!! how a poor country becomes a rich country. This paper is one of the two essay papers, so you'll be tackling reading lists, making notes and then writing essays for your supervisions. Paper 5: British Economic History This paper is like the development part of Paper 4 but with regards to Britain. You'll cover the Industrial Revolution, Victorian Britain and Interwar Britain. It can often seem daunting, and it may take until revision in the summer for it all to fall into place, but don't worry - you'll be fine. There is a fantastic resource of Catz notes stretching back more than 10 years that we'll show you when you get here, which will prove to be a life-saver when it comes to writing history essays.

Exams At the end of the year, you'll have an exam for each paper. They're 3 hours each and will test everything you've covered in lectures and supervisions over the year. But don't worry about these right now - you'll find out about them as and when.

Reading I'm fairly sure none of us did any reading for the course before we got to Cambridge. You certainly don't need to, so enjoy the rest of your summer. However, if you're one of those ultra-prepared types or have a mother who fits that description, here are the books we ended up using the most: Macroeconomics (European Edition) - Mankiw and Taylor Microeconomics - Varian The Cambridge Economic History of Modern Britain Vols 1&2 - Floud and Johnson Before you rush out and buy these, most of us 2nd years will be willing to sell you our old copies for considerably less than any bookshop. If you absolutely must have new editions, Heffers and other bookshops tend to run special discounts in Freshers' Week, so wait 'til you get to Cambridge. In general, though, most of us simply use the excellent Catz library. The !!
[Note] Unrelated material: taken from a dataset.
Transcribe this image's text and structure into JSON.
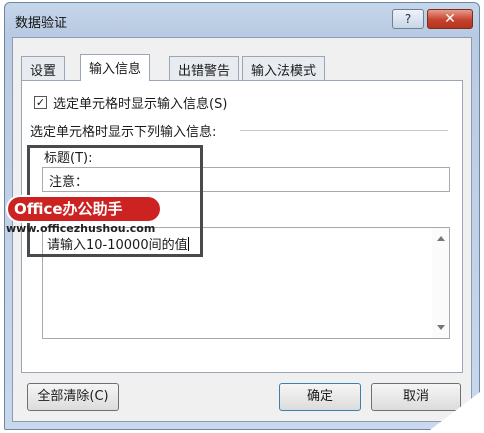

!! only textbook that proved at all essential to own was Macroeconomics, because our lecture course followed the textbook quite closely. Location The Economics Faculty is found on the Sidgwick site, so very easy to get to from Catz. Explore on this if you’d like to take a closer look. We’ll be sure to show you the building and important parts when you arrive. Tips • Have confidence in yourself. When you receive your first reading list, it'll be a daunting prospect, but know that many before you have got through the Cambridge Economics Tripos, and you're perfectly capable of doing that too. • Speaking of reading lists, don't take them too seriously. We'll give you a better idea once you get here, but suffice to say that a 10 book reading list does not mean you have to read 10 books cover to cover. • Wok together. I can't stress this enough - you're not competing with each other and you've got nothing to gain by not helping each other out. You'll find arrangements that work for you within a couple of weeks, but I'd recommending creating a Facebook group for Fresher Catz Economists (after you get here) for coordinating supervision times, asking for help, etc. • We'll sort you out with the legendary Dropbox once you get here. It has more than 10 years of Catz notes on all aspects of the Economics Tripos and will help you out of many an impending deadline. But don't share it outside Catz, otherwise you're just helping out your competition. Conclusion The last piece of advice is to have fun! I think I speak for all of us when I say we've managed to achieve a pretty good work-life balance. While lawyers found themselves in the library all hours of the night and NatScis found their days filled with labs, if you manage your time well you'll find plenty of time to have a life as an economist. Cambridge (and ESPECIALLY Catz) is an amazing place that we're sure you'll love. The next three years will be some of the best of your life - you've got a lot to look forward to. We look forward to meeting you all in October, but until then have a great holiday!


Economics guide